Sunday, February 7, 2010

Prop. 16's Sloppy Drafting May Slow Home Sales in LA, Anaheim, Riverside, and 45 Other Locales
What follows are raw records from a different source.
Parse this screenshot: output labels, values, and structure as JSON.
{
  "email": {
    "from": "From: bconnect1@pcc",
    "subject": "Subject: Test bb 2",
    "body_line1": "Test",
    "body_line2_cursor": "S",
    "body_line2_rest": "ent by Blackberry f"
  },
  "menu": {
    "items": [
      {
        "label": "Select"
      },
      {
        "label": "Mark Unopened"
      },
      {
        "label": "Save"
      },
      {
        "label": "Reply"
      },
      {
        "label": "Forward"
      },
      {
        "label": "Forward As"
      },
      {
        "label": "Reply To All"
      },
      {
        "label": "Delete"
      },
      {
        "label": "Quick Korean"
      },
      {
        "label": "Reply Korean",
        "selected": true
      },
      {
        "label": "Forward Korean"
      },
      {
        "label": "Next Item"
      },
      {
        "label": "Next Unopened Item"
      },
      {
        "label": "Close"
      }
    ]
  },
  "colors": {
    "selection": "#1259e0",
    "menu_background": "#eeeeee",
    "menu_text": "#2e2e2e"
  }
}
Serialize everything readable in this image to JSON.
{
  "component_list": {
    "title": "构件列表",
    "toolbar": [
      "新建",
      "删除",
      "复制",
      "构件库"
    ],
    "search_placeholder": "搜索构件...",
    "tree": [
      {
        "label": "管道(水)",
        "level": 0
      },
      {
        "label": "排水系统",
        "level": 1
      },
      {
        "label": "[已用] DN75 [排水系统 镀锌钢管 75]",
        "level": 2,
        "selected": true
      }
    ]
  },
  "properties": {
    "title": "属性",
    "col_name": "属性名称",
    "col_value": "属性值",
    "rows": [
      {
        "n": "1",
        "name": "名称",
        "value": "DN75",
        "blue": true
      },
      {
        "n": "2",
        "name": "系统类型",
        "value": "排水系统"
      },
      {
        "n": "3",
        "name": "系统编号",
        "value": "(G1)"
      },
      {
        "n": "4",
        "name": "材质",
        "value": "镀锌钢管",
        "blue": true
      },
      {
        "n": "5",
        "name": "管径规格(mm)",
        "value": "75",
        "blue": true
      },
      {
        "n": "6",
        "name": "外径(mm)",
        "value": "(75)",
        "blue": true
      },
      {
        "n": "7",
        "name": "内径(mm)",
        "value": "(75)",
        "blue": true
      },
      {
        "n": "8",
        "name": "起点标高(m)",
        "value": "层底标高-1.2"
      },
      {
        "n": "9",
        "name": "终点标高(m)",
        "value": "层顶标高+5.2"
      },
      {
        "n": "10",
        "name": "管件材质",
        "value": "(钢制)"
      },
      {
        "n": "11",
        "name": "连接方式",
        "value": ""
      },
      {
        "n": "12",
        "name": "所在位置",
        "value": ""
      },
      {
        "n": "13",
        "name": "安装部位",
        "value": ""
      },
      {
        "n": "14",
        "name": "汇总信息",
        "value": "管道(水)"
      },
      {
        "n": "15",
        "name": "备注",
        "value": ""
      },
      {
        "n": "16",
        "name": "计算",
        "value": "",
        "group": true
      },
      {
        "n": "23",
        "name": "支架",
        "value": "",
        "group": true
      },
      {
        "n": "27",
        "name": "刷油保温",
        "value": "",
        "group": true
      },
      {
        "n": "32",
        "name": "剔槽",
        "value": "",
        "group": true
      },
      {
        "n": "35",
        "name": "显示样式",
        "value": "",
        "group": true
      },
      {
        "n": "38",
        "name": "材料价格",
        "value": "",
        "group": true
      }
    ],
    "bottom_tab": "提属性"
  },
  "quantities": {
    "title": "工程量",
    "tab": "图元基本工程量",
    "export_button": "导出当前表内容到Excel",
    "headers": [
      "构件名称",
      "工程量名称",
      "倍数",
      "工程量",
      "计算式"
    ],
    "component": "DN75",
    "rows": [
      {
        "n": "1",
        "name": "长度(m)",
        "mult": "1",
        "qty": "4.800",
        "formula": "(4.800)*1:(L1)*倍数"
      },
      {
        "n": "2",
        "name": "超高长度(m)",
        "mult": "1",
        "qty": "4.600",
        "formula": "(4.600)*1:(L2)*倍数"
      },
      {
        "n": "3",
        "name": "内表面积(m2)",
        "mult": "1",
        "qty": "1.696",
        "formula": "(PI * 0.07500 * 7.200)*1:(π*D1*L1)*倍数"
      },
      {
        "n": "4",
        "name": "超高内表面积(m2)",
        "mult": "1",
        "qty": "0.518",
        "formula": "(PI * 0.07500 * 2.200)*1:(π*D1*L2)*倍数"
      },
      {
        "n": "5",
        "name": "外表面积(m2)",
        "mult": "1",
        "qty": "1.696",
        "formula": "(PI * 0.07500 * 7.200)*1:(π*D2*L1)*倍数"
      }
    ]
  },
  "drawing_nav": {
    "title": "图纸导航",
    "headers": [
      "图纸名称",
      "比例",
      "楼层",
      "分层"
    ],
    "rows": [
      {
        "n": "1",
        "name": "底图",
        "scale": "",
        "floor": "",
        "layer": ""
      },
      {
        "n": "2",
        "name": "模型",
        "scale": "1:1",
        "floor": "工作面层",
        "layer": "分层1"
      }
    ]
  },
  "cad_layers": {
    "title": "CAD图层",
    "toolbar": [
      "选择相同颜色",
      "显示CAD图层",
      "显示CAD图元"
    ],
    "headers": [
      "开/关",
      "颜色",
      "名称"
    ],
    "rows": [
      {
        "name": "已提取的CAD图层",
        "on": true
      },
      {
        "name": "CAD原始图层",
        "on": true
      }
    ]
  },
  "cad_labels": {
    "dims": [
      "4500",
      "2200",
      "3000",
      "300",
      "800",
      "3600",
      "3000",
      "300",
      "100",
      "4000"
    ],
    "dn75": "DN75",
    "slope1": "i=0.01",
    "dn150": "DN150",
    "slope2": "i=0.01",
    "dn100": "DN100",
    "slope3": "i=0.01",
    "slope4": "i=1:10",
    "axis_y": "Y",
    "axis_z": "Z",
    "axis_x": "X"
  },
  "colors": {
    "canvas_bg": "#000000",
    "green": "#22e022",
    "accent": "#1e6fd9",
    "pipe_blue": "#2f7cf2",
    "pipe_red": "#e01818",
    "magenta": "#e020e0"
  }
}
  • a failure to define "new customers" in PG&E's ballot measure would make any new account in existing municipal utility territories subject to the two-thirds majority public election process.
  • the oversight stems from the drafters' mistaken presumption that the existing municipal utilities are the sole providers of electricity to retail end-use customers within their service territories. 
  • the grandfather provision, which attempts to exempt current operations within existing municipal utility service territories, only applies if the local government is "the sole electric delivery service provider within those boundaries."
  • but "electric delivery service" is defined to mean transmission, distribution, or "sale of electric power to retail end-use customers."
  • which sets up a test that is impossible to meet, given the changes that have happened throughout California since the glory days of the vertically integrated utility monopoly model.
  • many solar systems being installed today use a Power Purchase Agreement, where the customer actually buys his electricity from the company owning the equipment.  PG&E should have known this, having just invested $60 million in a company which employs this technique.
  • larger customers (like chain store outlets, restaurant franchises, and colleges) often have direct access contracts with private providers.
  • other customers (like schools, hospitals, and office buildings) rely on cogeneration systems that are owned by third parties who sell the electricity to the customers.
  • with no reliable data base recording the location of this growing swarm of alternative business arrangements for the sale of electricity, how does one conclusively prove -- in court, where these disputes will end up -- that the municipal utility is the sole provider
  • and it's an immaculate conception standard -- one solar spermatozoa shows up and you're legally pregnant.
  • so how do you sell a house or open a new business, if it requires a new electricity account and triggers the need for an election and a two-thirds majority approval?
I don't know.  Ask PG&E CEO Peter Darbee (pictured above).  It doesn't appear that he thought of it. 

(photo credit:  Darbee, Genesis Photo Agency)